### WHAT YOU HAVE TO DO
Copy each line below in which the string "JSON" appears.

___ DATA FOR REVIEW

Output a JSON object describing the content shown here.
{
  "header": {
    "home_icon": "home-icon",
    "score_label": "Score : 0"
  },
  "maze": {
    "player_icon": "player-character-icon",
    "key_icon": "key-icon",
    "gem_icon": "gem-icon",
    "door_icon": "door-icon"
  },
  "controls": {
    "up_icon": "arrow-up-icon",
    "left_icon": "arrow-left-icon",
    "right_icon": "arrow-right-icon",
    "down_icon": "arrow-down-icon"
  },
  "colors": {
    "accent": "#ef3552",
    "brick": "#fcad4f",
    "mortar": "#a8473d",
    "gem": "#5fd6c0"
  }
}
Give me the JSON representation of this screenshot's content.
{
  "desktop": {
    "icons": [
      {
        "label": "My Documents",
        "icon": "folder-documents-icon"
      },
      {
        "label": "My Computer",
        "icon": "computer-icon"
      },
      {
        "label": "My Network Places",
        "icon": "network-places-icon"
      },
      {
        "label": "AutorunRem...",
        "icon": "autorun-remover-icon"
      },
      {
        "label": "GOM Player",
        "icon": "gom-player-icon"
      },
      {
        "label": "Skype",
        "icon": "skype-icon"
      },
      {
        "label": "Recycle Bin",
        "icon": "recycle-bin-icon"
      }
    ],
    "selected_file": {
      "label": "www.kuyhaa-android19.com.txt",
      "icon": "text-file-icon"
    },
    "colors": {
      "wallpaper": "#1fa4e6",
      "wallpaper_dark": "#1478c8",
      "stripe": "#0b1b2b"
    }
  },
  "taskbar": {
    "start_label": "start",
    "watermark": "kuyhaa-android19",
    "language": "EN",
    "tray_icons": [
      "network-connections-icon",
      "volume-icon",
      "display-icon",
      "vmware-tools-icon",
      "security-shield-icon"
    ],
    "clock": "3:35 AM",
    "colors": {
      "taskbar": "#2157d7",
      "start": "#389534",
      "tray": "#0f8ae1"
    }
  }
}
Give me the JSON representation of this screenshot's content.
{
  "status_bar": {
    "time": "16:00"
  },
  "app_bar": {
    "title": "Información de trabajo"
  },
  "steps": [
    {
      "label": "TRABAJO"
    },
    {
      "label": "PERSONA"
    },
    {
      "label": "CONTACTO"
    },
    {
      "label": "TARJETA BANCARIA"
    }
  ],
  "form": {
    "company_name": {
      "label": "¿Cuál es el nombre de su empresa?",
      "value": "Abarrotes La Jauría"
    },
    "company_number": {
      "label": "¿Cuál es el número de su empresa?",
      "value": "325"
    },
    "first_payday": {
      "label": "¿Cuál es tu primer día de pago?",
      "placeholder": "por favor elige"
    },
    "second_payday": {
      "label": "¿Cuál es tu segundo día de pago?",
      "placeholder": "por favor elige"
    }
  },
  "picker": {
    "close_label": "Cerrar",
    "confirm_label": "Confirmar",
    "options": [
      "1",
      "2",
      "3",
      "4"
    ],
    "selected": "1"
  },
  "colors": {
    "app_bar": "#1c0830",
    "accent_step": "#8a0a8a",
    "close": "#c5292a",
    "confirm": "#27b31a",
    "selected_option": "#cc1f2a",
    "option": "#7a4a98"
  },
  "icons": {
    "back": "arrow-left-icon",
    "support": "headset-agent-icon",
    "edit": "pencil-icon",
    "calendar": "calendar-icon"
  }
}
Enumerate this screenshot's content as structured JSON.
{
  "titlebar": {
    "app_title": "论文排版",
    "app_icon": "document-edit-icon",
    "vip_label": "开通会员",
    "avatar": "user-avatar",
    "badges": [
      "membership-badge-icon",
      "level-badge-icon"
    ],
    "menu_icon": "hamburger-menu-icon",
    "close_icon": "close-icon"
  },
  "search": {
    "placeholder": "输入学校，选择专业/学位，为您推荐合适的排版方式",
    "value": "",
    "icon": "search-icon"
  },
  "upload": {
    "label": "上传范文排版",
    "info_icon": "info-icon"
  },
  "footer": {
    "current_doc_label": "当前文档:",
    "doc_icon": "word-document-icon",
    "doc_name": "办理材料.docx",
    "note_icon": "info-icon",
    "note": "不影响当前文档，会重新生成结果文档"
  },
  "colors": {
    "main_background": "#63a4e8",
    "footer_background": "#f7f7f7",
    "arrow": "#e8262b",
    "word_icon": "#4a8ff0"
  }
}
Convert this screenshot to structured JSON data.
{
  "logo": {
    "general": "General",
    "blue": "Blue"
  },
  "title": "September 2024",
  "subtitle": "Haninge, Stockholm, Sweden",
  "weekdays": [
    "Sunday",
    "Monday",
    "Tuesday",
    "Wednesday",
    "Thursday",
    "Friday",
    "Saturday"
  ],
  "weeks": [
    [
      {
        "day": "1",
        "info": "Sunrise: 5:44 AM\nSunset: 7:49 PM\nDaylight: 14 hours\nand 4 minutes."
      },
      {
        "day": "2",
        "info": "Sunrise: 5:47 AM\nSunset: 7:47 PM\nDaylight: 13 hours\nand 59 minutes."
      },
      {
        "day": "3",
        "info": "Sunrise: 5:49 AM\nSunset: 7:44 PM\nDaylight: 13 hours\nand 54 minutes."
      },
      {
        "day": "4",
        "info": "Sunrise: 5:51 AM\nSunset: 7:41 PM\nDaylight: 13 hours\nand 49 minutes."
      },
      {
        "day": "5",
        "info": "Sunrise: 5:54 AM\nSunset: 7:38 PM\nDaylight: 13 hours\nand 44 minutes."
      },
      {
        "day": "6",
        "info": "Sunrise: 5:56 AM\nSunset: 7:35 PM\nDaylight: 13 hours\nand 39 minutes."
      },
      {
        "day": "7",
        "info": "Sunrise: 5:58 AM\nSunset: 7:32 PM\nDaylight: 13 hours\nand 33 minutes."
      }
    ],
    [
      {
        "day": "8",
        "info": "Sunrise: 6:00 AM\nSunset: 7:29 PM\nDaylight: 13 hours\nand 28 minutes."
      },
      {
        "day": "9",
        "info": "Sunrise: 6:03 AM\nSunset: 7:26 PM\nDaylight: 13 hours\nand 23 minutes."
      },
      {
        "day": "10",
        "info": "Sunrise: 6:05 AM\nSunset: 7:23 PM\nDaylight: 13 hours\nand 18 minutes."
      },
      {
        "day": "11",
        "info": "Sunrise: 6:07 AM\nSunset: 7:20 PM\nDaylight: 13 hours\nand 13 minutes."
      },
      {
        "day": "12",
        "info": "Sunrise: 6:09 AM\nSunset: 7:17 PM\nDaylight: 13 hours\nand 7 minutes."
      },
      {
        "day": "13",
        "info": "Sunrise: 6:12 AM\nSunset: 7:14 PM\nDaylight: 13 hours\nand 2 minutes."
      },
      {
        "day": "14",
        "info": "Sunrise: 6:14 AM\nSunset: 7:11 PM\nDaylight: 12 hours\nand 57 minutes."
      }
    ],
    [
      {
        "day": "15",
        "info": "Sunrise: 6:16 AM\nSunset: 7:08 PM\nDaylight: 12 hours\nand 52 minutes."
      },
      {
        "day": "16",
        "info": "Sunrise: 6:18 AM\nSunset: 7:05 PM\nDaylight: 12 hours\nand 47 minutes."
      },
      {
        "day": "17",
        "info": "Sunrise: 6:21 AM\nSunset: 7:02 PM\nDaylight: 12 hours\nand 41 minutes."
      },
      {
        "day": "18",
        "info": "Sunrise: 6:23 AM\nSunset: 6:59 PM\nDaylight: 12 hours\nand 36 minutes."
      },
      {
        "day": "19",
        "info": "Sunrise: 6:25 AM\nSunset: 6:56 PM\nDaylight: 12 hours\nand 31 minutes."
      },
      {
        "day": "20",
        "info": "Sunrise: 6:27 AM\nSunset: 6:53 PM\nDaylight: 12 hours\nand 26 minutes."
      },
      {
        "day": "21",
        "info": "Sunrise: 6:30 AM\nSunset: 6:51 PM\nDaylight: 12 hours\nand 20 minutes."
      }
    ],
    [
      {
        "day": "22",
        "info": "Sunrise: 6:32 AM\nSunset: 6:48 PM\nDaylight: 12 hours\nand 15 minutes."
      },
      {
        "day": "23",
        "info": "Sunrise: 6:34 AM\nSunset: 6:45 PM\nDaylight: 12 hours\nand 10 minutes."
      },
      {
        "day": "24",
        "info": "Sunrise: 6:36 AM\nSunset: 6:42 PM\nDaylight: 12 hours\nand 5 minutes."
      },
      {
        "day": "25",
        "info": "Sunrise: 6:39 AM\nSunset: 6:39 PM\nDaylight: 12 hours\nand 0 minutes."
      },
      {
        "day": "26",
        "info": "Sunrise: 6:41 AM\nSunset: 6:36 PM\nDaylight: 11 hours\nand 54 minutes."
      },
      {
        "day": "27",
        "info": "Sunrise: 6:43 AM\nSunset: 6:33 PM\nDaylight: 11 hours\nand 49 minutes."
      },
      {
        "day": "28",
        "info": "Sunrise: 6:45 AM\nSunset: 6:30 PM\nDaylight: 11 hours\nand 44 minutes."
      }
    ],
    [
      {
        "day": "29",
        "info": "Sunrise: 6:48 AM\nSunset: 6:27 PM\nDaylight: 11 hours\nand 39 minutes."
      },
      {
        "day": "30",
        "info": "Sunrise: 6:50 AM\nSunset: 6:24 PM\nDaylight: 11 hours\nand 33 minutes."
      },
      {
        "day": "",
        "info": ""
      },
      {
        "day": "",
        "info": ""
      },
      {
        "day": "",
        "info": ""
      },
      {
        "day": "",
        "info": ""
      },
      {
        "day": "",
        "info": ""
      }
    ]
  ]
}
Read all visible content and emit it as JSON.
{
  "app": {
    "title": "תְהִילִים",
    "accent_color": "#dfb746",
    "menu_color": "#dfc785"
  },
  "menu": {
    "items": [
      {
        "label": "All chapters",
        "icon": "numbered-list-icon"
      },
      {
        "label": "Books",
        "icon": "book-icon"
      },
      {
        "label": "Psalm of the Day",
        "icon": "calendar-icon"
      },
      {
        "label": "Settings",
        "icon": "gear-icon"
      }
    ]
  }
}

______

### EXERCISE ANSWER
Output a JSON object describing the content shown here.
Give me the JSON representation of this screenshot's content.
Give me the JSON representation of this screenshot's content.
Enumerate this screenshot's content as structured JSON.
Convert this screenshot to structured JSON data.
Read all visible content and emit it as JSON.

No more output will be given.